For this production the opera company engaged British director, Lee Blakely and designer, Adrian Linford. Before the performance began and as scene changes were required, a drop down curtain containing various Shakespearean excerpts referring to Falstaff were a thoughtful touch, which added a sense depth, and I think helped keep audience anchored to the background of the tale. The settings were traditionally, but skimpily, Elizabethan. I found the trap door entrance and exit in the floor of Falstaff’s first act quarters, perhaps to offer the gratuitous information that the impoverished rogue was living an attic, unnecessary and distracting. Clearly, Falstaff couldn’t get through that door. Unfortunately the setting and direction of the last act, the dramatic and musical climax of the opera did not match the magic of its music. The music and libretto call for a sort of midsummer night’s fairy land setting. Shakespeare’s text calls on “fairies”and “elves” to pinch, tease and shake the villainous Falstaff. The words are even more amusing in Boito’s Italian, “pizzica, pizzica, stuzzica, spizzica, spizzica.” Unfortunately, the stage was shallow and essentially bare except for the required oak tree. Falstaff ’s punishment, set front and center on the foreshortened stage with the chorus lined up behind him, and with only a few “un-elfish” and “un-fairy” like creatures “attacking” him, was heavy handed and unconvincing.

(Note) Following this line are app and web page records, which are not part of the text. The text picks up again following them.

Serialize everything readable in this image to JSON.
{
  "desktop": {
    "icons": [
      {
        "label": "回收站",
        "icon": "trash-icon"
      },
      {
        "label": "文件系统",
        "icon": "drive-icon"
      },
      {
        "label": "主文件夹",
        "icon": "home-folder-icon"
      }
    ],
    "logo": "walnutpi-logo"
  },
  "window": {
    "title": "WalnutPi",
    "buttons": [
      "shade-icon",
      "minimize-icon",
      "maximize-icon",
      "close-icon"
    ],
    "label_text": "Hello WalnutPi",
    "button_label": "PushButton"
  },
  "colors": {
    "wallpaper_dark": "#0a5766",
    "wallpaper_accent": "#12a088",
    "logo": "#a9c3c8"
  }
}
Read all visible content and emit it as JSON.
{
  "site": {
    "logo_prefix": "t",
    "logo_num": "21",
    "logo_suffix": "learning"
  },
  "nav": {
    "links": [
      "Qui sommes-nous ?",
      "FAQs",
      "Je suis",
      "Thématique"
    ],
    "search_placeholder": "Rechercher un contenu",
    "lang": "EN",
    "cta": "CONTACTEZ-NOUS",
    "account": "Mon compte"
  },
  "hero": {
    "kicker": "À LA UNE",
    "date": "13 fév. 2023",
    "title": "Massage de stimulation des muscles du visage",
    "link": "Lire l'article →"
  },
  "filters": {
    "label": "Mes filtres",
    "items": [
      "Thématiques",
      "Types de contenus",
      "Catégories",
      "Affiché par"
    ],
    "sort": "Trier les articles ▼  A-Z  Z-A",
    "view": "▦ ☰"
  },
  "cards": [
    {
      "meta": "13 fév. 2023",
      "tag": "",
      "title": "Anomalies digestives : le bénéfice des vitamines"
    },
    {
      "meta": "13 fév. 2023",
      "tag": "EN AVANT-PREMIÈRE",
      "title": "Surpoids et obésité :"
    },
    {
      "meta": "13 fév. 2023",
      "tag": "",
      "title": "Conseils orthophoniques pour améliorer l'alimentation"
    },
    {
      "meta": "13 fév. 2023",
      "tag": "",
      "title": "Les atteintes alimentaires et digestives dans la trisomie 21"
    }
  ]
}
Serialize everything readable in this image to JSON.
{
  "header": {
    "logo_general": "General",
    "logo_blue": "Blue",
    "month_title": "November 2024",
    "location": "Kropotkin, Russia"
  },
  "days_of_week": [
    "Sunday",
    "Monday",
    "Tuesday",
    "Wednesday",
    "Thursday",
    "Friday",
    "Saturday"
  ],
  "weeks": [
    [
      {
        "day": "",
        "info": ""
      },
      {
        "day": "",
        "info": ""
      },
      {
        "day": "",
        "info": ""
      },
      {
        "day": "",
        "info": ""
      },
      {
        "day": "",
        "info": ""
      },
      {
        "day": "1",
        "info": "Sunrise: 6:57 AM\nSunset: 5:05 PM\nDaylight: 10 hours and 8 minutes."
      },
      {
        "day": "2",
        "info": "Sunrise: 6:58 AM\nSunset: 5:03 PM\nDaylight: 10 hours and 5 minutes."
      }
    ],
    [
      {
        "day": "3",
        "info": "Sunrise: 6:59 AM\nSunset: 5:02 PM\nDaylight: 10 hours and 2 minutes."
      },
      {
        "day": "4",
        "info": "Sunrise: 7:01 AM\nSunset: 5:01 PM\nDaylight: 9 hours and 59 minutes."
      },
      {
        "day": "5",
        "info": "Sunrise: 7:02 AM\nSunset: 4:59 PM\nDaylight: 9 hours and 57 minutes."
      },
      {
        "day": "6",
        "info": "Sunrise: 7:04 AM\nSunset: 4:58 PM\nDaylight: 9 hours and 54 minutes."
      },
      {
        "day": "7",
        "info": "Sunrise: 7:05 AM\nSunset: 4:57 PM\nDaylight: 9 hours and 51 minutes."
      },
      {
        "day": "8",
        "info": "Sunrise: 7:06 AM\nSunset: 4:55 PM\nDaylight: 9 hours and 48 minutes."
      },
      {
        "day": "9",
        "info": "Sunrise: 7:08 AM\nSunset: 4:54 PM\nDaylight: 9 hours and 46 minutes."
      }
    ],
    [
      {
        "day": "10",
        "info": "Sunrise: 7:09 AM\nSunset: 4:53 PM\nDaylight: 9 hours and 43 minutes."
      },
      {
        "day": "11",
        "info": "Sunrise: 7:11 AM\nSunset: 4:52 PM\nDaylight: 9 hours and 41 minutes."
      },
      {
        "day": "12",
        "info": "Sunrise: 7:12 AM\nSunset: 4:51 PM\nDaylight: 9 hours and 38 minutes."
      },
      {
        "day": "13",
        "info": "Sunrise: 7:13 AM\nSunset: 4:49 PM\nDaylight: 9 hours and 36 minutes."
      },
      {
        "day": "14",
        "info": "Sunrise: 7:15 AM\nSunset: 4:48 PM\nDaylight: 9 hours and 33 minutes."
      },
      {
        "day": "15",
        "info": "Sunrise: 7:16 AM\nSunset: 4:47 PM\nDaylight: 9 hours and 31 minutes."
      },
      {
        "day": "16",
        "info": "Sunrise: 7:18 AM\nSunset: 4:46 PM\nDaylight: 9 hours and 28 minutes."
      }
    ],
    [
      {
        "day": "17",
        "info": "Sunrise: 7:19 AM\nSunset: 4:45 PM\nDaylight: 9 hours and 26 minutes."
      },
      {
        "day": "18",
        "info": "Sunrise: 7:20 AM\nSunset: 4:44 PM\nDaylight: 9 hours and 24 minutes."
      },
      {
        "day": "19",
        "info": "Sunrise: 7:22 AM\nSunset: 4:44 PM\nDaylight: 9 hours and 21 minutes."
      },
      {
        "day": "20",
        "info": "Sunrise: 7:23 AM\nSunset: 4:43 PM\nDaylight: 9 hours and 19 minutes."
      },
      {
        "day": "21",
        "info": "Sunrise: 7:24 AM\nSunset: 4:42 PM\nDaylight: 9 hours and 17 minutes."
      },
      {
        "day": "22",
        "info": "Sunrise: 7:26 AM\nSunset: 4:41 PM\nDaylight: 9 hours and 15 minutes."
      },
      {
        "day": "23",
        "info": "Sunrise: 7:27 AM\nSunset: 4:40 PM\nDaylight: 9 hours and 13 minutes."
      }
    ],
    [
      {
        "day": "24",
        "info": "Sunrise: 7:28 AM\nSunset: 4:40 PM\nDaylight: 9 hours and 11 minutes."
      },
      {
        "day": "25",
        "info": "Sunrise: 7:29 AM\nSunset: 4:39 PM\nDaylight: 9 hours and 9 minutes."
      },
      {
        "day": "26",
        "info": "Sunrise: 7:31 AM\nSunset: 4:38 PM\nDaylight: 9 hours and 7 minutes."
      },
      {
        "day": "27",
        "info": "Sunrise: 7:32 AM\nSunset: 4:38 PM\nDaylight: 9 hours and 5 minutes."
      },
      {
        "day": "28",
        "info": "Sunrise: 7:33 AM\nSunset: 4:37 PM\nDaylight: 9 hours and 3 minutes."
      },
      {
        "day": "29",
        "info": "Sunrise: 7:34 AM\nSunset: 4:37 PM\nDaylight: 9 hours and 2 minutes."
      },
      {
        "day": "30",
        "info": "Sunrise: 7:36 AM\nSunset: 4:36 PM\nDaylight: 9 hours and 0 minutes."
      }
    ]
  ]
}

Ah, but under James Conlon’s baton, the conducting of the act, in fact, of the entire opera was all “pizzica, stuzzica,” touch and go, light, airy, bouncy and merry as it should be.

Estelle Gilson


Cast and production information:

Dr. Caius: Robert Brubaker; Sir John Falstaff: Roberto Frontali; Bardolph: Rodell Rosel; Pistol: Valentin Anikin; Meg Page: Erica Brookhyser; Alice Ford: Carmen Giannattasio; Mistressuickly: Ronnita Nicole Miller; Nannetta: Ekaterina Sadovnikova; Fenton: Juan Francisco Gatell; Ford: Marco Caria. Conductor: James Conlon. Director: Lee Blakeley. Scenic and Costume Designer: Adrian Linford. Lighting Designer: Rick Fisher. Chorus Master: Grant Gershon.

Send to a friend

Send a link to this article to a friend with an optional message.

Friend's Email Address: (required)

Your Email Address: (required)

Message (optional):